If Pennsylvania sets up its own marketplace, as 13 other states have, subsidies there would continue to flow.

“In order to protect 382,000 Pennsylvanians from potentially losing subsidies that help them afford health care coverage, I have written to the federal government outlining a contingency plan to set up a state-based marketplace to ensure no one loses their health coverage,” Wolf said in a statement. 

Wolf's Republican predecessor declined to set up a marketplace in the state, but Wolf, a Democrat, is far more willing to create one.

Many of the states that could lose subsidies have Republican governors who are struggling to figure out what to do if the court rules for the challengers. Their citizens’ face the loss of subsidies, but Republicans in general remain strongly opposed to ObamaCare.

Some GOP governors, such as Louisiana Gov. Bobby Jindal, have vowed not to set up a marketplace, while others, such as Ohio Gov. John Kasich, have not ruled out the option. 

During oral arguments in March, conservative Justice Samuel Alito raised the possibility of the court delaying the ruling's effects until the end of the year to give states time to set up their own marketplaces.

The Obama administration’s lawyer, Solicitor General Donald Verrilli Jr., called the prospect of states setting up their own marketplaces in six months “completely unrealistic.”

The Obama administration has maintained that there is nothing it can do if the court strikes down the subsidies, arguing the justices should rule in its favor. 

A spokesman for the Department of Health and Human Services did not immediately respond to a request for comment on the Pennsylvania letter.

Pennsylvania does not envision setting up a marketplace that it runs completely by itself. Instead, it says “Pennsylvania will assume responsibility for running the Marketplace, but will leverage the Federally Facilitated Marketplace’s (FFM’s) existing infrastructure to provide certain services.”
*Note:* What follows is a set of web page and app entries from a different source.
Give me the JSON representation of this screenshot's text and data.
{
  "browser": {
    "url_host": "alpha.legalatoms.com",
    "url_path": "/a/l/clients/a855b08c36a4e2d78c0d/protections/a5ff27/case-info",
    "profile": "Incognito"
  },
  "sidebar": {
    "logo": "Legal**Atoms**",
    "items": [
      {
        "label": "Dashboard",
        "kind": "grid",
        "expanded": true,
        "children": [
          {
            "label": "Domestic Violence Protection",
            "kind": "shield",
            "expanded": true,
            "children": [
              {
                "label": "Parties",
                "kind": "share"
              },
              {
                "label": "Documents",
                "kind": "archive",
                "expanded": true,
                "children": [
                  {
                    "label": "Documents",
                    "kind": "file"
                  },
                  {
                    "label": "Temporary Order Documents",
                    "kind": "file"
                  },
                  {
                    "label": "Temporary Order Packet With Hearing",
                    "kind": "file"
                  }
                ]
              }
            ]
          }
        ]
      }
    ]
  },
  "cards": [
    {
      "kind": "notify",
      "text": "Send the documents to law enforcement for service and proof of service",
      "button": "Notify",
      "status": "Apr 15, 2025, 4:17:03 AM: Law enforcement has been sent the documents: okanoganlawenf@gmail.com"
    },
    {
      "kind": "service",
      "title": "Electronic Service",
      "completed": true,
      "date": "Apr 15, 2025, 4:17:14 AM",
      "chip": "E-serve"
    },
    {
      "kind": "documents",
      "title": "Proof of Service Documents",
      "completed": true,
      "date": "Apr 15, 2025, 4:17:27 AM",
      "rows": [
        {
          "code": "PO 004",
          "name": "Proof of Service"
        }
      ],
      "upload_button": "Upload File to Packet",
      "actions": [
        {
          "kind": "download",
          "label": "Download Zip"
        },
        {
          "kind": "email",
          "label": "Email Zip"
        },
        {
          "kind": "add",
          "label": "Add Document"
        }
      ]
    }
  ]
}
The state says it will work closely with the federal government to figure out which responsibilities would be on the state level and which would be federal.